To do
The whole listing needs to be written out exactly, except for any images.
++++ Provided entries
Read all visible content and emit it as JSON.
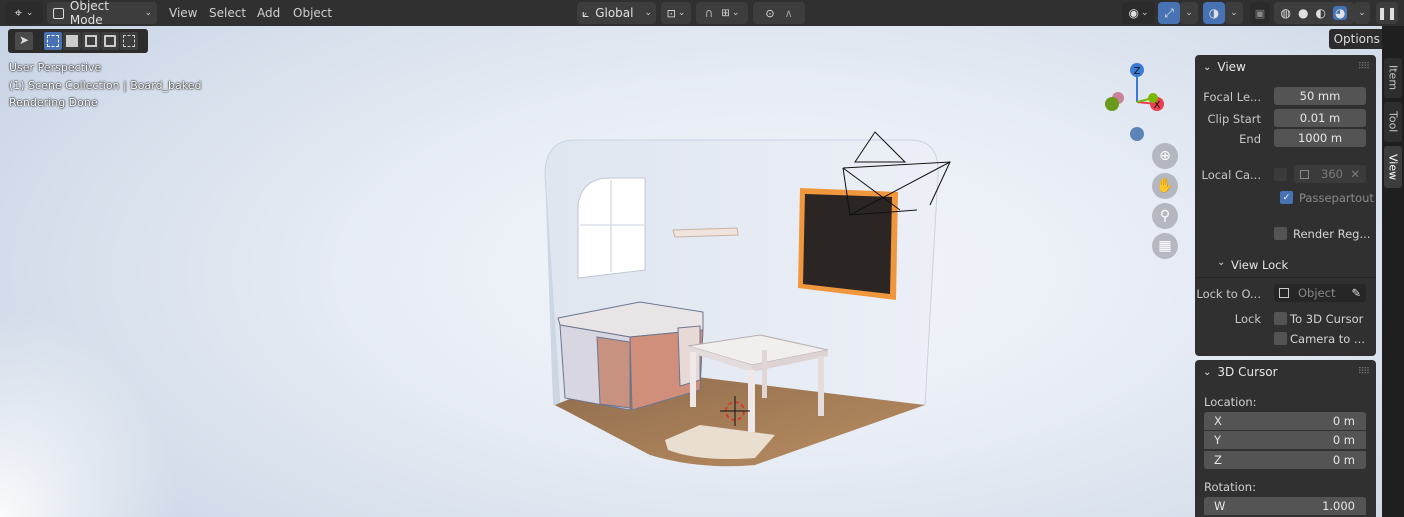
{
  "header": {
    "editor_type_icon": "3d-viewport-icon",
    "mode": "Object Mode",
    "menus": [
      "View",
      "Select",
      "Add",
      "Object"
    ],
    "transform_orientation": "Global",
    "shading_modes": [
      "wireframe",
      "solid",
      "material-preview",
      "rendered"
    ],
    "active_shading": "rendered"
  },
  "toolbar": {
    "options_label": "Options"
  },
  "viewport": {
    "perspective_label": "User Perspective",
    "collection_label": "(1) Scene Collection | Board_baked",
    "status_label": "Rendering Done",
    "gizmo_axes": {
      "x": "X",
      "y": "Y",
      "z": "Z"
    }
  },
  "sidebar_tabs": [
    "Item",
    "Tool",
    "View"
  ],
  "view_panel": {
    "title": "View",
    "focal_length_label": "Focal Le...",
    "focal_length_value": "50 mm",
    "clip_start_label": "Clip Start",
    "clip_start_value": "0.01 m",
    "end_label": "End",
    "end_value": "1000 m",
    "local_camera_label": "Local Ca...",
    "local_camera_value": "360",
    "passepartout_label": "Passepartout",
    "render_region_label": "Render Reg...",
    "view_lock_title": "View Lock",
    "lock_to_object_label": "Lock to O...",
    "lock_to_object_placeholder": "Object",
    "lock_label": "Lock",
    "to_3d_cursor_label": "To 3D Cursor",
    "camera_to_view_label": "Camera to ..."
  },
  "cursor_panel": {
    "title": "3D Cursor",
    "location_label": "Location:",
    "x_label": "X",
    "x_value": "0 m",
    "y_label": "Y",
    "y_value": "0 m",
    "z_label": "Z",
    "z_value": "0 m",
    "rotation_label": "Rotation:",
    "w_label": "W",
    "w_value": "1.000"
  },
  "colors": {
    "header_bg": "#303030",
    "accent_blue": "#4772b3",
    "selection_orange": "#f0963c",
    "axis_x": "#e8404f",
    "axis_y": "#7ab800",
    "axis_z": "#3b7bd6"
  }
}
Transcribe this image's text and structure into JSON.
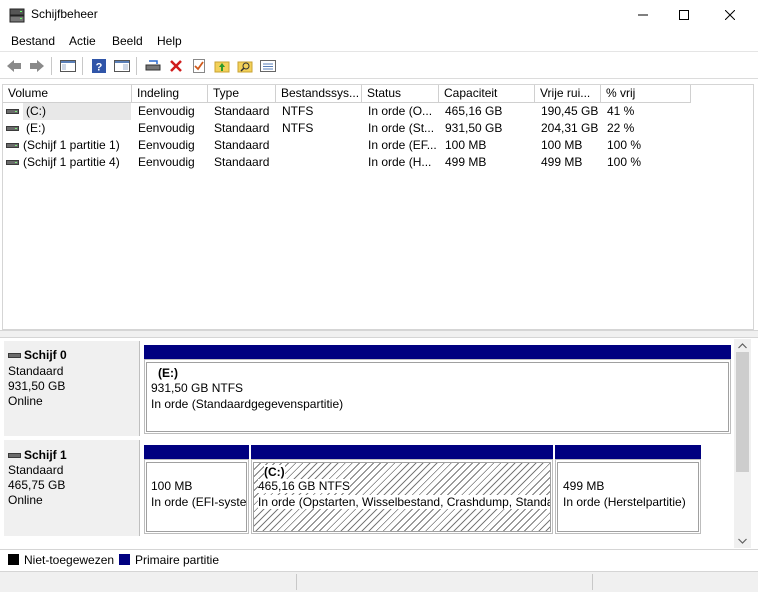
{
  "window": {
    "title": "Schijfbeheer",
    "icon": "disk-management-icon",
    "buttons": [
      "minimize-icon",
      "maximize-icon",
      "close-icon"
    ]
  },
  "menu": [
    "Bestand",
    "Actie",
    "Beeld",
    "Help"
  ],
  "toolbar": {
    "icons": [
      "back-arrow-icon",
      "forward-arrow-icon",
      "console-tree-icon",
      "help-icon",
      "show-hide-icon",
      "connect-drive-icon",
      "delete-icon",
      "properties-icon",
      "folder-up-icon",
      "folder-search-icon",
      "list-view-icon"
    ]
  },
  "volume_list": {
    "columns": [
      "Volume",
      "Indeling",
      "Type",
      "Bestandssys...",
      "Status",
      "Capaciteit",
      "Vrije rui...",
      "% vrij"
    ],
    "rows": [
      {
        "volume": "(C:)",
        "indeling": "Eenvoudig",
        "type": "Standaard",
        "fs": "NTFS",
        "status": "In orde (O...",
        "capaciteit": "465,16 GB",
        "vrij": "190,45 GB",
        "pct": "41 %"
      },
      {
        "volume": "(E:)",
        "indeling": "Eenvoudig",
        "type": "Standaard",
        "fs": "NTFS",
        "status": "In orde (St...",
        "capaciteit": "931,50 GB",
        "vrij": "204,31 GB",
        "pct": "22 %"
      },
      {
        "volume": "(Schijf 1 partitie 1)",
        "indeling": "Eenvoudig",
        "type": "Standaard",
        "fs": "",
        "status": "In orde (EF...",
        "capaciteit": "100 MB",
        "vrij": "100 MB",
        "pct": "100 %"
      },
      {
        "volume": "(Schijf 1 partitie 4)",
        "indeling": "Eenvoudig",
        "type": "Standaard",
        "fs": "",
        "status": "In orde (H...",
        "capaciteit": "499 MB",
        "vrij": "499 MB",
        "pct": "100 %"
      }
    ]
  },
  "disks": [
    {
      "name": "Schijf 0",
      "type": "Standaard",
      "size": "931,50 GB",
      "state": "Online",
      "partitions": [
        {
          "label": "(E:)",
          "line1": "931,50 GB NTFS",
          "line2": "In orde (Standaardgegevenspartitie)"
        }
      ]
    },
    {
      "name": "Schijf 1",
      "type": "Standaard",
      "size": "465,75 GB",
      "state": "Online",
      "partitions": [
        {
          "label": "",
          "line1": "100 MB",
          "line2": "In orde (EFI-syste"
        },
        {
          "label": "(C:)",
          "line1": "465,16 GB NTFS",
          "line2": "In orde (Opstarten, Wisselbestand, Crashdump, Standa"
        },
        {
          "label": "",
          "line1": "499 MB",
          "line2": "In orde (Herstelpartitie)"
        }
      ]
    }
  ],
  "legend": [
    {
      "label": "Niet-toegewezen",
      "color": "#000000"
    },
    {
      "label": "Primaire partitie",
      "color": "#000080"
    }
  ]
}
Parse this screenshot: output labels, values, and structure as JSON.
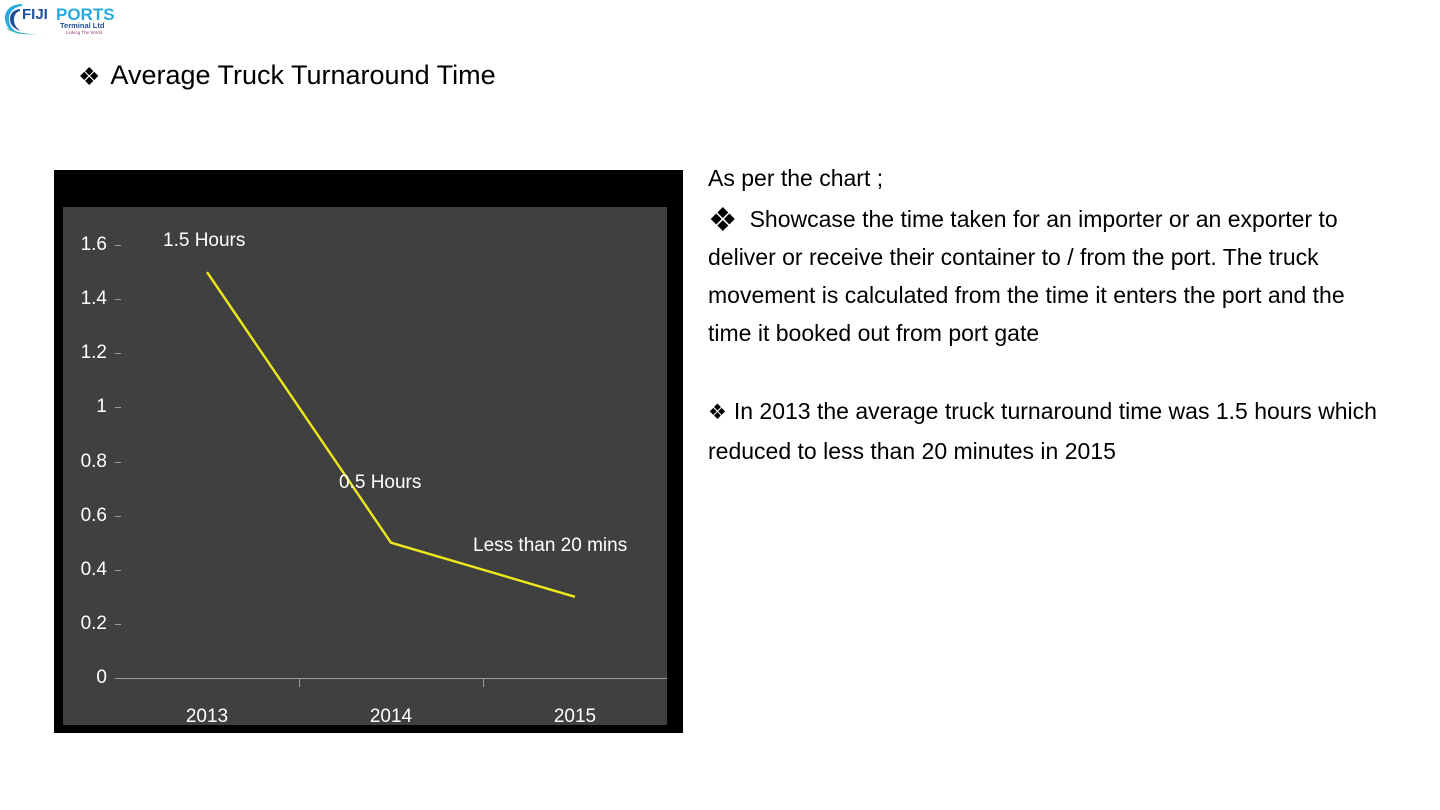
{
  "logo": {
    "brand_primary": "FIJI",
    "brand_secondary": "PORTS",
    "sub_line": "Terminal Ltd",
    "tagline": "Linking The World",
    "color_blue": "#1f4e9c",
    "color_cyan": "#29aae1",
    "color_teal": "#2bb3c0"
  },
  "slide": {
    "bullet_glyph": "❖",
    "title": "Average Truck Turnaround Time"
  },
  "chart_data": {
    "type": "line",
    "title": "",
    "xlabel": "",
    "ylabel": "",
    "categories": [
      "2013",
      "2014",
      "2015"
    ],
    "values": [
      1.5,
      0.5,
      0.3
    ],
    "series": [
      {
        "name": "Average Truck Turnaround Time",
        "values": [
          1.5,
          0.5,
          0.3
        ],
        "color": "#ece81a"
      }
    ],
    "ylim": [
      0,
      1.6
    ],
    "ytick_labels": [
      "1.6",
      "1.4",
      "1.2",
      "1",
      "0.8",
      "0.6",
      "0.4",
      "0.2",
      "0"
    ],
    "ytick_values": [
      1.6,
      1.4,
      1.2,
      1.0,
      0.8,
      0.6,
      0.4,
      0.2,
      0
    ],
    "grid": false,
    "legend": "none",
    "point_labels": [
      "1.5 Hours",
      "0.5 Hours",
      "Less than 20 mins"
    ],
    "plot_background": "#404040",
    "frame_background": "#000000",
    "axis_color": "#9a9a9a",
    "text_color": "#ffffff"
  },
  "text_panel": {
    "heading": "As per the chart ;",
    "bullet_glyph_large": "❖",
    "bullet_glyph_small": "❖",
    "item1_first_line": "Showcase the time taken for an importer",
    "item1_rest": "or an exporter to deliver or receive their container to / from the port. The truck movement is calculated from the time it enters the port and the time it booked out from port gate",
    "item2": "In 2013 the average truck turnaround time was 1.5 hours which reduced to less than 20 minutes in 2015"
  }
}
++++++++
Result of the task
Read all visible content and emit it as JSON.
{
  "header": {
    "editor_type_icon": "3d-viewport-icon",
    "mode": "Object Mode",
    "menus": [
      "View",
      "Select",
      "Add",
      "Object"
    ],
    "transform_orientation": "Global",
    "shading_modes": [
      "wireframe",
      "solid",
      "material-preview",
      "rendered"
    ],
    "active_shading": "rendered"
  },
  "toolbar": {
    "options_label": "Options"
  },
  "viewport": {
    "perspective_label": "User Perspective",
    "collection_label": "(1) Scene Collection | Board_baked",
    "status_label": "Rendering Done",
    "gizmo_axes": {
      "x": "X",
      "y": "Y",
      "z": "Z"
    }
  },
  "sidebar_tabs": [
    "Item",
    "Tool",
    "View"
  ],
  "view_panel": {
    "title": "View",
    "focal_length_label": "Focal Le...",
    "focal_length_value": "50 mm",
    "clip_start_label": "Clip Start",
    "clip_start_value": "0.01 m",
    "end_label": "End",
    "end_value": "1000 m",
    "local_camera_label": "Local Ca...",
    "local_camera_value": "360",
    "passepartout_label": "Passepartout",
    "render_region_label": "Render Reg...",
    "view_lock_title": "View Lock",
    "lock_to_object_label": "Lock to O...",
    "lock_to_object_placeholder": "Object",
    "lock_label": "Lock",
    "to_3d_cursor_label": "To 3D Cursor",
    "camera_to_view_label": "Camera to ..."
  },
  "cursor_panel": {
    "title": "3D Cursor",
    "location_label": "Location:",
    "x_label": "X",
    "x_value": "0 m",
    "y_label": "Y",
    "y_value": "0 m",
    "z_label": "Z",
    "z_value": "0 m",
    "rotation_label": "Rotation:",
    "w_label": "W",
    "w_value": "1.000"
  },
  "colors": {
    "header_bg": "#303030",
    "accent_blue": "#4772b3",
    "selection_orange": "#f0963c",
    "axis_x": "#e8404f",
    "axis_y": "#7ab800",
    "axis_z": "#3b7bd6"
  }
}
Transcribe this image's text and structure into JSON.
{
  "window": {
    "title": "Schijfbeheer",
    "icon": "disk-management-icon",
    "buttons": [
      "minimize-icon",
      "maximize-icon",
      "close-icon"
    ]
  },
  "menu": [
    "Bestand",
    "Actie",
    "Beeld",
    "Help"
  ],
  "toolbar": {
    "icons": [
      "back-arrow-icon",
      "forward-arrow-icon",
      "console-tree-icon",
      "help-icon",
      "show-hide-icon",
      "connect-drive-icon",
      "delete-icon",
      "properties-icon",
      "folder-up-icon",
      "folder-search-icon",
      "list-view-icon"
    ]
  },
  "volume_list": {
    "columns": [
      "Volume",
      "Indeling",
      "Type",
      "Bestandssys...",
      "Status",
      "Capaciteit",
      "Vrije rui...",
      "% vrij"
    ],
    "rows": [
      {
        "volume": "(C:)",
        "indeling": "Eenvoudig",
        "type": "Standaard",
        "fs": "NTFS",
        "status": "In orde (O...",
        "capaciteit": "465,16 GB",
        "vrij": "190,45 GB",
        "pct": "41 %"
      },
      {
        "volume": "(E:)",
        "indeling": "Eenvoudig",
        "type": "Standaard",
        "fs": "NTFS",
        "status": "In orde (St...",
        "capaciteit": "931,50 GB",
        "vrij": "204,31 GB",
        "pct": "22 %"
      },
      {
        "volume": "(Schijf 1 partitie 1)",
        "indeling": "Eenvoudig",
        "type": "Standaard",
        "fs": "",
        "status": "In orde (EF...",
        "capaciteit": "100 MB",
        "vrij": "100 MB",
        "pct": "100 %"
      },
      {
        "volume": "(Schijf 1 partitie 4)",
        "indeling": "Eenvoudig",
        "type": "Standaard",
        "fs": "",
        "status": "In orde (H...",
        "capaciteit": "499 MB",
        "vrij": "499 MB",
        "pct": "100 %"
      }
    ]
  },
  "disks": [
    {
      "name": "Schijf 0",
      "type": "Standaard",
      "size": "931,50 GB",
      "state": "Online",
      "partitions": [
        {
          "label": "(E:)",
          "line1": "931,50 GB NTFS",
          "line2": "In orde (Standaardgegevenspartitie)"
        }
      ]
    },
    {
      "name": "Schijf 1",
      "type": "Standaard",
      "size": "465,75 GB",
      "state": "Online",
      "partitions": [
        {
          "label": "",
          "line1": "100 MB",
          "line2": "In orde (EFI-syste"
        },
        {
          "label": "(C:)",
          "line1": "465,16 GB NTFS",
          "line2": "In orde (Opstarten, Wisselbestand, Crashdump, Standa"
        },
        {
          "label": "",
          "line1": "499 MB",
          "line2": "In orde (Herstelpartitie)"
        }
      ]
    }
  ],
  "legend": [
    {
      "label": "Niet-toegewezen",
      "color": "#000000"
    },
    {
      "label": "Primaire partitie",
      "color": "#000080"
    }
  ]
}
Parse this screenshot: output labels, values, and structure as JSON.
{
  "logo": {
    "brand_primary": "FIJI",
    "brand_secondary": "PORTS",
    "sub_line": "Terminal Ltd",
    "tagline": "Linking The World",
    "color_blue": "#1f4e9c",
    "color_cyan": "#29aae1",
    "color_teal": "#2bb3c0"
  },
  "slide": {
    "bullet_glyph": "❖",
    "title": "Average Truck Turnaround Time"
  },
  "chart_data": {
    "type": "line",
    "title": "",
    "xlabel": "",
    "ylabel": "",
    "categories": [
      "2013",
      "2014",
      "2015"
    ],
    "values": [
      1.5,
      0.5,
      0.3
    ],
    "series": [
      {
        "name": "Average Truck Turnaround Time",
        "values": [
          1.5,
          0.5,
          0.3
        ],
        "color": "#ece81a"
      }
    ],
    "ylim": [
      0,
      1.6
    ],
    "ytick_labels": [
      "1.6",
      "1.4",
      "1.2",
      "1",
      "0.8",
      "0.6",
      "0.4",
      "0.2",
      "0"
    ],
    "ytick_values": [
      1.6,
      1.4,
      1.2,
      1.0,
      0.8,
      0.6,
      0.4,
      0.2,
      0
    ],
    "grid": false,
    "legend": "none",
    "point_labels": [
      "1.5 Hours",
      "0.5 Hours",
      "Less than 20 mins"
    ],
    "plot_background": "#404040",
    "frame_background": "#000000",
    "axis_color": "#9a9a9a",
    "text_color": "#ffffff"
  },
  "text_panel": {
    "heading": "As per the chart ;",
    "bullet_glyph_large": "❖",
    "bullet_glyph_small": "❖",
    "item1_first_line": "Showcase the time taken for an importer",
    "item1_rest": "or an exporter to deliver or receive their container to / from the port. The truck movement is calculated from the time it enters the port and the time it booked out from port gate",
    "item2": "In 2013 the average truck turnaround time was 1.5 hours which reduced to less than 20 minutes in 2015"
  }
}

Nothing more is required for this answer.